[Activity]: The complete set of records should be given again verbatim.

[Provided data]:
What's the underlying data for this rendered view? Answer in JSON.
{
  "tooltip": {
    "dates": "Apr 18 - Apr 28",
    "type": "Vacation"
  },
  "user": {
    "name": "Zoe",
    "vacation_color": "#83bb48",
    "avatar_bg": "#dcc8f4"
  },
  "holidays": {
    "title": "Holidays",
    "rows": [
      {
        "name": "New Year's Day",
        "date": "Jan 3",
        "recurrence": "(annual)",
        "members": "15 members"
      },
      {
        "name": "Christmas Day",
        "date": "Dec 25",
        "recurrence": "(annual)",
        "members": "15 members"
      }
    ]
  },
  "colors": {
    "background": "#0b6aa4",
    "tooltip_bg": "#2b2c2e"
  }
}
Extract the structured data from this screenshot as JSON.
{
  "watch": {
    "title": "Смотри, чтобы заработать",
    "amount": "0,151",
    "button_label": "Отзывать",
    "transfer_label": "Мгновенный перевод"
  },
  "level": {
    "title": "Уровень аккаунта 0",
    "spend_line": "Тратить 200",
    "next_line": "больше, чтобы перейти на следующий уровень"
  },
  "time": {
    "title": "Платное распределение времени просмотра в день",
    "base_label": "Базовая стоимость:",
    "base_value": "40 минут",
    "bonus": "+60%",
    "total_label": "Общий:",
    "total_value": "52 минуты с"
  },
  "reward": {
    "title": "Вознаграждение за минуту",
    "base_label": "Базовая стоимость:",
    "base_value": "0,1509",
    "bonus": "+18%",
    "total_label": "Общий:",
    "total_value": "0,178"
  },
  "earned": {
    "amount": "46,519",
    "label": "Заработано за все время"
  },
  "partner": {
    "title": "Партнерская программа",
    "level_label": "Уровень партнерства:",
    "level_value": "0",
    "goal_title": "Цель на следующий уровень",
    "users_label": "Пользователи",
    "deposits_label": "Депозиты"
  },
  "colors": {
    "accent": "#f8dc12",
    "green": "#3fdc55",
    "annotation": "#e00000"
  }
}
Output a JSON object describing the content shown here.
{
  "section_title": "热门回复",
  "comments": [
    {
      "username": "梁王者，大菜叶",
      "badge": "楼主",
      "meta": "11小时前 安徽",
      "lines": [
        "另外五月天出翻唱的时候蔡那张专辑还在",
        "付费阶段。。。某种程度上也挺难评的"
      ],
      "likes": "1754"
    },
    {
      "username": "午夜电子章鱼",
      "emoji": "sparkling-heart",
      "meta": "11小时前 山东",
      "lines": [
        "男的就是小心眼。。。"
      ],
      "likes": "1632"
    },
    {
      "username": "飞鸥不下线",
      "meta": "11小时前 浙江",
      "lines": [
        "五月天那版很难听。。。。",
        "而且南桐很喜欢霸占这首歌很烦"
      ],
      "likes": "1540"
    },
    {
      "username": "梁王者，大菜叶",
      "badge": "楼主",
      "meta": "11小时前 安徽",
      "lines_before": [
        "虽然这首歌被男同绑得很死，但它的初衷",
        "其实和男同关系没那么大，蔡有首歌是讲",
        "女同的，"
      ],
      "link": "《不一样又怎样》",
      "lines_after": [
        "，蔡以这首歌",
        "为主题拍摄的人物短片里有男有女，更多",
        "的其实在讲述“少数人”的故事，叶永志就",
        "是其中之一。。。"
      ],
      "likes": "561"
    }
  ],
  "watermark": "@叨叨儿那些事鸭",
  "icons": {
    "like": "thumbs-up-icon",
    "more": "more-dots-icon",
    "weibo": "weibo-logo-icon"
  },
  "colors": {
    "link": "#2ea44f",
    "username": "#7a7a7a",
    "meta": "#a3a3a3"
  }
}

[Result for this task]:
What's the underlying data for this rendered view? Answer in JSON.
{
  "tooltip": {
    "dates": "Apr 18 - Apr 28",
    "type": "Vacation"
  },
  "user": {
    "name": "Zoe",
    "vacation_color": "#83bb48",
    "avatar_bg": "#dcc8f4"
  },
  "holidays": {
    "title": "Holidays",
    "rows": [
      {
        "name": "New Year's Day",
        "date": "Jan 3",
        "recurrence": "(annual)",
        "members": "15 members"
      },
      {
        "name": "Christmas Day",
        "date": "Dec 25",
        "recurrence": "(annual)",
        "members": "15 members"
      }
    ]
  },
  "colors": {
    "background": "#0b6aa4",
    "tooltip_bg": "#2b2c2e"
  }
}
Extract the structured data from this screenshot as JSON.
{
  "watch": {
    "title": "Смотри, чтобы заработать",
    "amount": "0,151",
    "button_label": "Отзывать",
    "transfer_label": "Мгновенный перевод"
  },
  "level": {
    "title": "Уровень аккаунта 0",
    "spend_line": "Тратить 200",
    "next_line": "больше, чтобы перейти на следующий уровень"
  },
  "time": {
    "title": "Платное распределение времени просмотра в день",
    "base_label": "Базовая стоимость:",
    "base_value": "40 минут",
    "bonus": "+60%",
    "total_label": "Общий:",
    "total_value": "52 минуты с"
  },
  "reward": {
    "title": "Вознаграждение за минуту",
    "base_label": "Базовая стоимость:",
    "base_value": "0,1509",
    "bonus": "+18%",
    "total_label": "Общий:",
    "total_value": "0,178"
  },
  "earned": {
    "amount": "46,519",
    "label": "Заработано за все время"
  },
  "partner": {
    "title": "Партнерская программа",
    "level_label": "Уровень партнерства:",
    "level_value": "0",
    "goal_title": "Цель на следующий уровень",
    "users_label": "Пользователи",
    "deposits_label": "Депозиты"
  },
  "colors": {
    "accent": "#f8dc12",
    "green": "#3fdc55",
    "annotation": "#e00000"
  }
}
Output a JSON object describing the content shown here.
{
  "section_title": "热门回复",
  "comments": [
    {
      "username": "梁王者，大菜叶",
      "badge": "楼主",
      "meta": "11小时前 安徽",
      "lines": [
        "另外五月天出翻唱的时候蔡那张专辑还在",
        "付费阶段。。。某种程度上也挺难评的"
      ],
      "likes": "1754"
    },
    {
      "username": "午夜电子章鱼",
      "emoji": "sparkling-heart",
      "meta": "11小时前 山东",
      "lines": [
        "男的就是小心眼。。。"
      ],
      "likes": "1632"
    },
    {
      "username": "飞鸥不下线",
      "meta": "11小时前 浙江",
      "lines": [
        "五月天那版很难听。。。。",
        "而且南桐很喜欢霸占这首歌很烦"
      ],
      "likes": "1540"
    },
    {
      "username": "梁王者，大菜叶",
      "badge": "楼主",
      "meta": "11小时前 安徽",
      "lines_before": [
        "虽然这首歌被男同绑得很死，但它的初衷",
        "其实和男同关系没那么大，蔡有首歌是讲",
        "女同的，"
      ],
      "link": "《不一样又怎样》",
      "lines_after": [
        "，蔡以这首歌",
        "为主题拍摄的人物短片里有男有女，更多",
        "的其实在讲述“少数人”的故事，叶永志就",
        "是其中之一。。。"
      ],
      "likes": "561"
    }
  ],
  "watermark": "@叨叨儿那些事鸭",
  "icons": {
    "like": "thumbs-up-icon",
    "more": "more-dots-icon",
    "weibo": "weibo-logo-icon"
  },
  "colors": {
    "link": "#2ea44f",
    "username": "#7a7a7a",
    "meta": "#a3a3a3"
  }
}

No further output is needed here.